» Hanan Karaman Munayyer, a Palestinian-American, is co-founder and president of the Palestinian Heritage Foundation. She is the author of Traditional Palestinian Costume: Origins and Evolution, published in 2011 by Interlink and awarded Book of the Year by Foreword Reviews. She has researched and lectured on Palestinian textile arts for over twenty years. She is also a retired molecular biologist who worked in pharmaceutical research for more than three decades.
Foundation Collection Adds New Items
The Palestinian Heritage Foundation Collection has recently added two antique embroidered pillow covers originating from the Al Khalil region to its collection. These pillows were part of a bride's kisweh or trousseau and were embroidered either by the bride herself or bought from the market in preparation for her wedding. Originally, both items were purchased by collectors from the Jerusalem Old City market during the last century.
other additions came from

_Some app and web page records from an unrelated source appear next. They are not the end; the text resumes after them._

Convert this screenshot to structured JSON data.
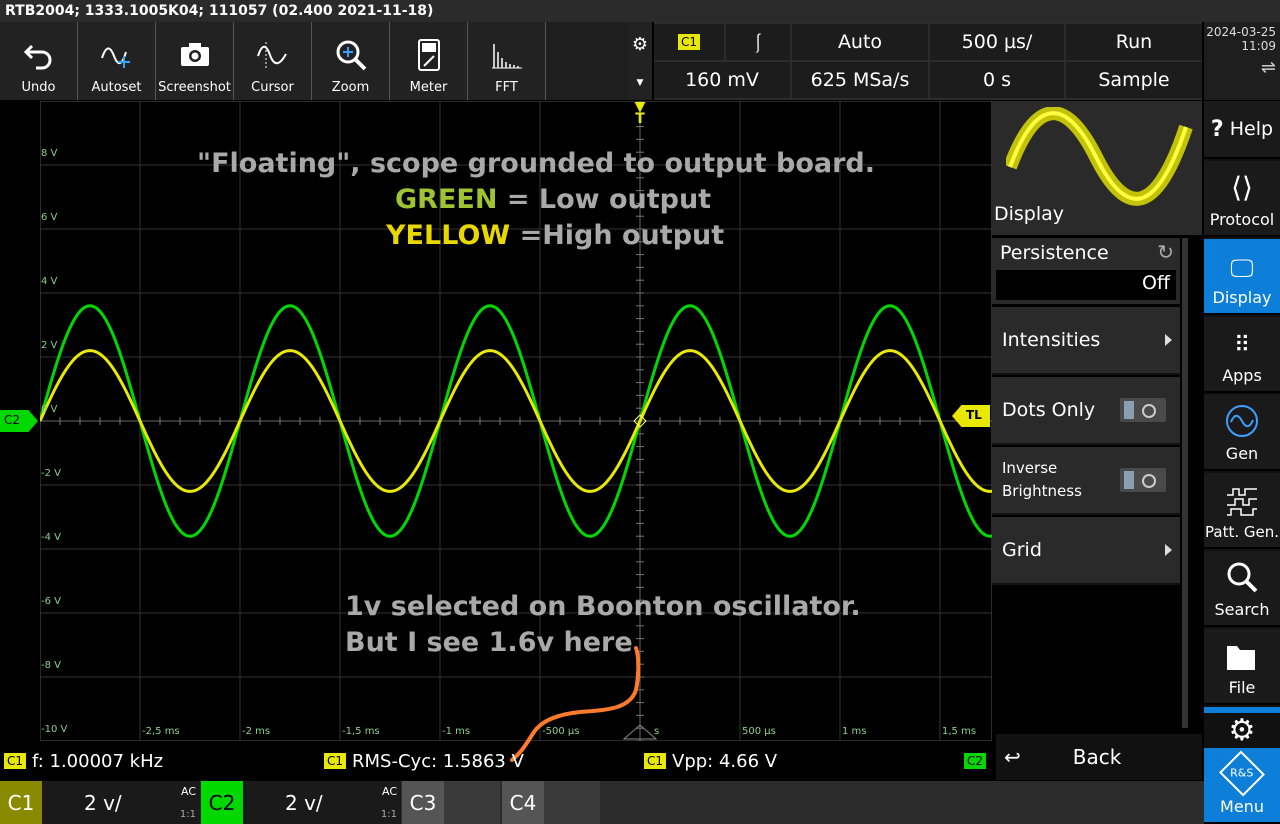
{
  "titlebar": {
    "text": "RTB2004; 1333.1005K04; 111057 (02.400 2021-11-18)"
  },
  "toolbar": {
    "undo": "Undo",
    "autoset": "Autoset",
    "screenshot": "Screenshot",
    "cursor": "Cursor",
    "zoom": "Zoom",
    "meter": "Meter",
    "fft": "FFT"
  },
  "trigger": {
    "source": "C1",
    "mode": "Auto",
    "timebase": "500 µs/",
    "run": "Run",
    "level": "160 mV",
    "samplerate": "625 MSa/s",
    "offset": "0 s",
    "acq": "Sample"
  },
  "datetime": {
    "date": "2024-03-25",
    "time": "11:09"
  },
  "ylabels": [
    "8 V",
    "6 V",
    "4 V",
    "2 V",
    "0 V",
    "-2 V",
    "-4 V",
    "-6 V",
    "-8 V",
    "-10 V"
  ],
  "xlabels": [
    "-2,5 ms",
    "-2 ms",
    "-1,5 ms",
    "-1 ms",
    "-500 µs",
    "s",
    "500 µs",
    "1 ms",
    "1,5 ms"
  ],
  "annotation": {
    "line1": "\"Floating\", scope grounded to output board.",
    "green": "GREEN",
    "green_rest": " = Low output",
    "yellow": "YELLOW",
    "yellow_rest": " =High output",
    "bottom1": "1v selected on Boonton oscillator.",
    "bottom2": "But I see 1.6v here"
  },
  "markers": {
    "c2": "C2",
    "tl": "TL",
    "t": "T"
  },
  "measurements": {
    "c1": "C1",
    "c2": "C2",
    "freq": "f: 1.00007 kHz",
    "rms": "RMS-Cyc: 1.5863 V",
    "vpp": "Vpp: 4.66 V"
  },
  "display_panel": {
    "title": "Display",
    "persistence": "Persistence",
    "persistence_value": "Off",
    "intensities": "Intensities",
    "dots_only": "Dots Only",
    "inverse1": "Inverse",
    "inverse2": "Brightness",
    "grid": "Grid",
    "back": "Back"
  },
  "sidebar": {
    "help": "Help",
    "protocol": "Protocol",
    "display": "Display",
    "apps": "Apps",
    "gen": "Gen",
    "patt": "Patt. Gen.",
    "search": "Search",
    "file": "File",
    "menu": "Menu"
  },
  "channels": {
    "c1": "C1",
    "c1_scale": "2 v/",
    "c1_cpl": "AC",
    "c1_ratio": "1:1",
    "c2": "C2",
    "c2_scale": "2 v/",
    "c2_cpl": "AC",
    "c2_ratio": "1:1",
    "c3": "C3",
    "c4": "C4"
  },
  "colors": {
    "c1": "#e8e800",
    "c2": "#00d800",
    "highlight": "#0d7fd8",
    "annotation_orange": "#ff7a2a"
  }
}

Mrs. Harriet Cowper of Tuscon,
Arizona who approached us via
e-mail offering both dresses in
her possession. The dresses were
acquired by her late mother Mrs.
Sarah Martin Wahl in
Jerusalem during their
trip to Palestine
from Beirut where Harriet's father was
stationed at the
American Embassy in the early
sixties. Sadly, Mrs. Sarah
Wahl, who was instrumental in
helping Palestinian refugees in
Lebanon during her years there, had passed away in
Washington DC in 1978, after a long
fight with cancer (please see
image on right from a major
Washington newspaper), and her
daughter Harriet inherited both
dresses. When ready to part with
the dresses, Harriet looked for
proper home that can preserve
and utilize them to promote
Palestinian art and culture.
Click images to enlarge
Pillow covers from the Al Khalil region